Relatively few actors are able to seamlessly go back and forth between comedy and drama, but Adam Sandler is one of them. Best known for his successful brand of inane comedies, he’s also starred in Paul Thomas Anderson’s Punch Drunk Love, the Safdie Brothers’ Uncut Gems, and the Netflix basketball drama Hustle, so he’s got bona fides on both sides.
His latest film, Spaceman, might be his biggest stretch yet, though. He plays Jakub Prochazka, a Czech astronaut (sans accent) who’s been sent on a solo mission to Jupiter to collect particles of something called the Chopra Cloud. Naturally, the trip has kept him away from home for a long time, and his wife, Lenka (Carey Mulligan) has grown disenchanted in his absence despite being pregnant with his baby.
It’s established early on that he’s supremely lonely, and his haggard look indicates that he’s sleep-deprived. This could be the reason that he starts imagining a gigantic talking spider that he calls Hanus (voiced by Paul Dano), which says it’s been studying Jakub’s loneliness. As he becomes enthralled with what Hanus is telling him about his present and his past, Jakub becomes increasingly distant from the people trying to guide him on his mission.
Directed by Johan Renck and written by Colby Day, the film is a perplexing choice by Sandler, and anyone else involved with it. Unlike most of his other movies, this one is as artsy as they get, featuring all mood and no action. In fact, it contains a number of enigmatic scenes that seem more designed to frustrate the viewer than to actually tell an interesting story.
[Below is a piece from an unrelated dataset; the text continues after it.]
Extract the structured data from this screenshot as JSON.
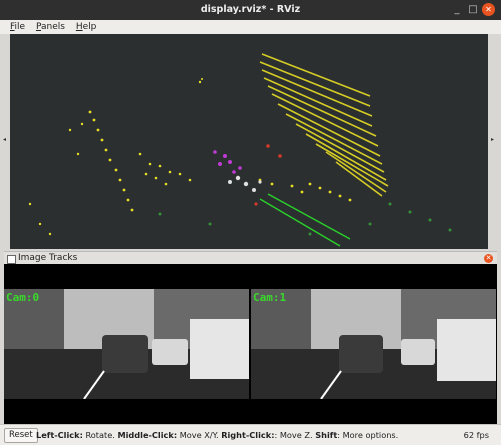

There is lots of talk about the romance that Jakub and Lenka used to have, but the flashback scenes that show their life together are impossible to decode. It doesn’t help that those scenes are shown through a weird, blurry filter that almost makes it look like we’re viewing it through water. Clearly Renck wants to indicate the types of scenes being shown, but the execution leaves something to be desired.
The film also fails to answer a lot of storytelling questions. Why would you use only one man for a mission to Jupiter? The movie is based on a book by Czech author Jaroslav Kalfar, but what compelled the filmmakers to keep the characters as Czech when they’re being portrayed by an American and a Brit, both using their normal accents? And what the hell is going on with the spider, whose presence seems to go back to Jakub’s childhood?
As mentioned, Sandler has proven before that he knows how to carry a drama, but that is not the case here. Mostly confined to the spaceship, he never gets a chance to spread his wings, and the subdued nature of the role doesn’t do him any favors. Mulligan is a great actor, but there is no emotional connection to her part, and her performance also suffers. Dano, Isabella Rossellini, and Lena Olin are present, but fail to make an impact.
Anyone logging on to Netflix and hoping to find another wacky Adam Sandler comedy will be in for a rude awakening with Spaceman. Even those who are fans of his dramatic work will wonder why he decided to make this particular movie, or why anyone involved thought it would turn out well at all.
Spaceman debuts on Netflix on March 1.